WORK TASK
Count up the lines below that hold "label", then give that count by itself.

(Page and application data records)

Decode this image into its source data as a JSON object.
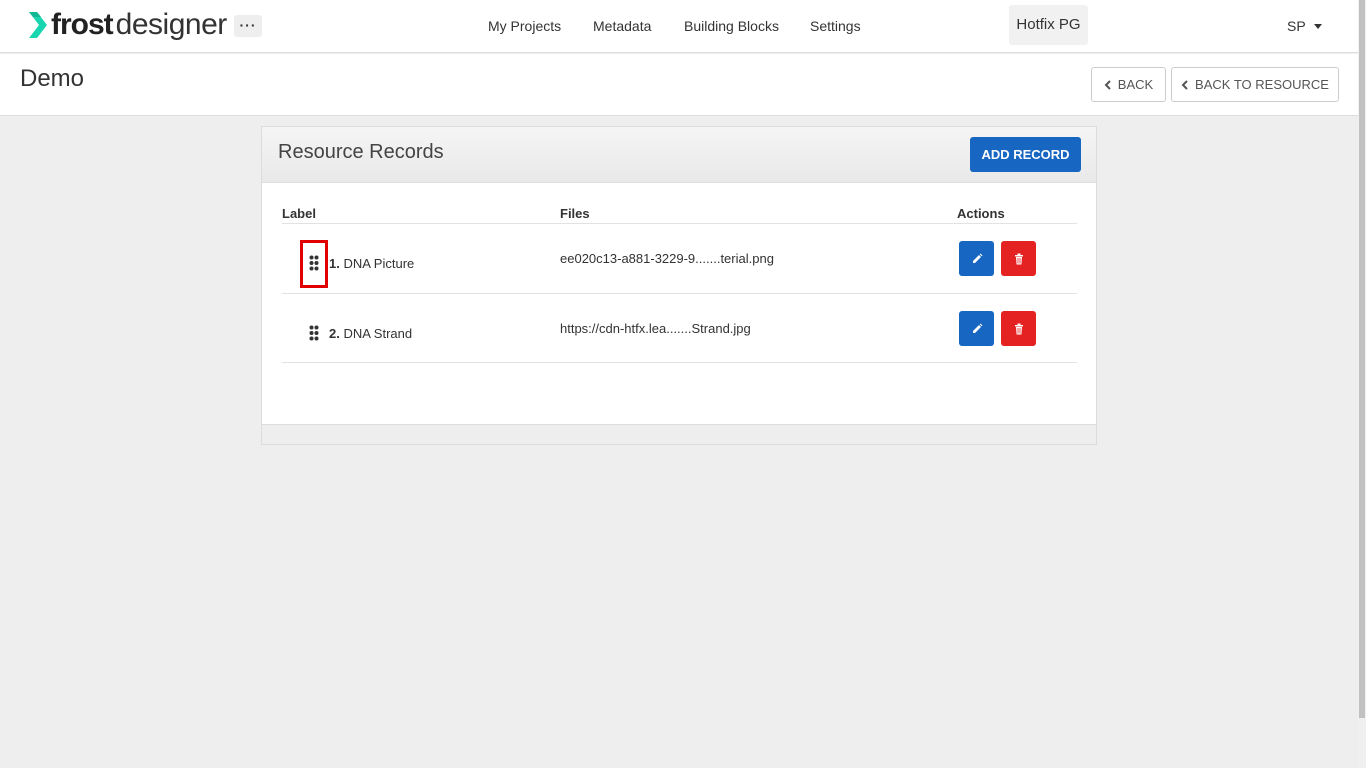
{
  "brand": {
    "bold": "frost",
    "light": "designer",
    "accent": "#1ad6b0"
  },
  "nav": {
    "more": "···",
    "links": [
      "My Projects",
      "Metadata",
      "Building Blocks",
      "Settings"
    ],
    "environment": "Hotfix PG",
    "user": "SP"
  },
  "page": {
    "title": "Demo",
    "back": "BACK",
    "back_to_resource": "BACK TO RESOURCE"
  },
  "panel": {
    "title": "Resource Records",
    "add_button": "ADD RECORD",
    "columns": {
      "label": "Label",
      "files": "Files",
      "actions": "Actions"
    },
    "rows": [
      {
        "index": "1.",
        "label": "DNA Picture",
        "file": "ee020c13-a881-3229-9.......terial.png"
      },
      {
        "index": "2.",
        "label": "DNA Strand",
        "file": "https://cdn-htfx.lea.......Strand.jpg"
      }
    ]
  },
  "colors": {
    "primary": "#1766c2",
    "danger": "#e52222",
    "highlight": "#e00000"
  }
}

EXPECTED OUTPUT
3